C is for Critique

Just so you know, I had the HARDEST time coming up with a post topic that wasn't "Cookie". That fuzzy blue monster has ruined me for the letter C.

After making an absurdly long list that mostly didn't appeal to me because I didn't feel like I had anything to talk about (or were just silly. Like Cake, because screw you, cookies.*)

I can, however, talk about critiques, because I've been wading into the pool for the past, what, two years now? Yeah, it was two years ago that I joined my critique group, and you know, I'm still learning how to do it. Not right, there isn't really a right way to critique, but best, in ways that gives useful feedback to the person receiving critiques. I've gotten decent at query critiquing, but not quite good enough to come out with a perfect draft of my own. Plus side, the critiques I've received have been positive, but I'm not quite there yet. 

For larger crit, though, one thing I've noticed is everyone seems to notice different things while critiquing. Some people are more naturally editors while others are proofreaders. Many of my companions are excellent at finding the big picture problems. They can see the whole garden and tell you where you screwed up the feng shui. I am not one of these people. I'll notice the one sentence that's confusing, the red tulip in the bed of yellows. When someone else points out the bigger issues, I can see them, but finding them myself? Not happening. It's why, right now, I'm depending on beta readers for Business of Being Dead. Because no matter how much I study other people's feng shui analysis, I feel like I'm still just standing here looking at the red tulip.

*I didn't mean it, cookies. I love you.

1 comment:

  1. Nothing wrong with red tulips. Everyone has their weak spots. It's going to take time to round out your skills, as such stuff always does. I mean, how long have I been trying just to string together a coherent scene?

    In the mean time, you realize that yes, you may only notice low level stuff, but you're exceedingly good at it? You always pick up on inconsistencies, certain types of plot holes, and many grammar/factual things Al across an entire story which would escape others because they forgot from one scene to the next, or it just doesn't bother them. Don't undervalue that - cleaning up the red tulips really does make the work more professional looking. If you want an actual example, let's just say there were certain things in Blank that only you noticed, like the naming inconsistencies, the impartiality of a syringe vs. paste, and the brutality of a certain fight scene. In general, such things are my weak points because I always leave consistency and brutal real world detail for last.

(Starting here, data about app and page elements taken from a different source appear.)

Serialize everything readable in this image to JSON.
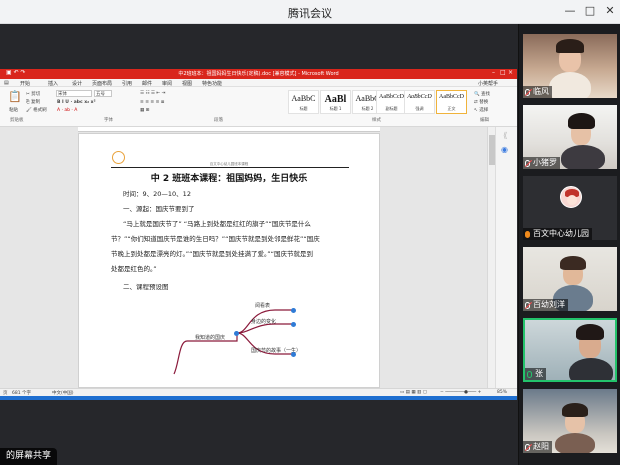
{
  "window": {
    "title": "腾讯会议",
    "controls": {
      "minimize": "—",
      "maximize": "□",
      "close": "✕"
    }
  },
  "word": {
    "title": "中2班班本：祖国妈妈生日快乐(定稿).doc [兼容模式] - Microsoft Word",
    "menu": [
      "开始",
      "插入",
      "设计",
      "页面布局",
      "引用",
      "邮件",
      "审阅",
      "视图",
      "特色功能"
    ],
    "help_label": "小英帮手",
    "ribbon": {
      "paste": "粘贴",
      "font_name": "宋体",
      "font_size": "五号",
      "clipboard_group": "剪贴板",
      "font_group": "字体",
      "paragraph_group": "段落",
      "styles_group": "样式",
      "edit_group": "编辑",
      "styles": [
        {
          "sample": "AaBbC",
          "name": "标题"
        },
        {
          "sample": "AaBl",
          "name": "标题 1"
        },
        {
          "sample": "AaBbC",
          "name": "标题 2"
        },
        {
          "sample": "AaBbCcD",
          "name": "副标题"
        },
        {
          "sample": "AaBbCcD",
          "name": "强调"
        },
        {
          "sample": "AaBbCcD",
          "name": "正文"
        }
      ]
    },
    "document": {
      "header_text": "百文中心幼儿园班本课程",
      "title": "中 2 班班本课程：祖国妈妈，生日快乐",
      "paragraphs": [
        "时间：9、20—10、12",
        "一、源起：国庆节要到了",
        "“马上就是国庆节了” “马路上到处都是红红的旗子”“国庆节是什么",
        "节？”“你们知道国庆节是谁的生日吗？”“国庆节就是到处邻是鲜花”“国庆",
        "节晚上到处都是漂亮的灯。”“国庆节就是到处挂满了爱。”“国庆节就是到",
        "处都是红色的。”",
        "二、课程预设图"
      ],
      "mindmap": {
        "root": "我知道的国庆",
        "branches": [
          "阅看表",
          "身边的变化",
          "国庆节的故事（一生）"
        ]
      }
    },
    "status": {
      "page": "页",
      "words": "681 个字",
      "lang": "中文(中国)",
      "zoom": "85%"
    }
  },
  "share_badge": "的屏幕共享",
  "participants": [
    {
      "name": "临风",
      "muted": true
    },
    {
      "name": "小猪罗",
      "muted": true
    },
    {
      "name": "百文中心幼儿园",
      "muted": false,
      "avatar": true
    },
    {
      "name": "百幼刘洋",
      "muted": true
    },
    {
      "name": "张",
      "muted": false,
      "active": true
    },
    {
      "name": "赵阳",
      "muted": true
    }
  ],
  "colors": {
    "word_red": "#d9261c",
    "active_border": "#23c36b",
    "gallery_bg": "#1b1c1f"
  }
}
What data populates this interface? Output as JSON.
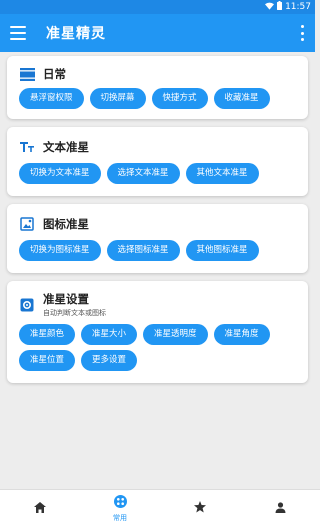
{
  "status_bar": {
    "time": "11:57"
  },
  "app_bar": {
    "title": "准星精灵"
  },
  "cards": [
    {
      "title": "日常",
      "subtitle": "",
      "icon": "monitor-icon",
      "buttons": [
        "悬浮窗权限",
        "切换屏幕",
        "快捷方式",
        "收藏准星"
      ]
    },
    {
      "title": "文本准星",
      "subtitle": "",
      "icon": "text-format-icon",
      "buttons": [
        "切换为文本准星",
        "选择文本准星",
        "其他文本准星"
      ]
    },
    {
      "title": "图标准星",
      "subtitle": "",
      "icon": "image-icon",
      "buttons": [
        "切换为图标准星",
        "选择图标准星",
        "其他图标准星"
      ]
    },
    {
      "title": "准星设置",
      "subtitle": "自动判断文本或图标",
      "icon": "settings-icon",
      "buttons": [
        "准星颜色",
        "准星大小",
        "准星透明度",
        "准星角度",
        "准星位置",
        "更多设置"
      ]
    }
  ],
  "bottom_nav": [
    {
      "label": "",
      "icon": "home-icon"
    },
    {
      "label": "常用",
      "icon": "apps-icon",
      "active": true
    },
    {
      "label": "",
      "icon": "star-icon"
    },
    {
      "label": "",
      "icon": "person-icon"
    }
  ],
  "colors": {
    "primary": "#2196f3",
    "primary_dark": "#1e88e5"
  }
}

Because of that feedback, I was able to take better care when I wrote that scene straight off, so the first draft came out SO much better for it. We writers NEED our red tulip weeder-outers!

    When you're ready/if you want, I'd be glad to cast an eye over TBOBD and work ZEE FENG SHUI.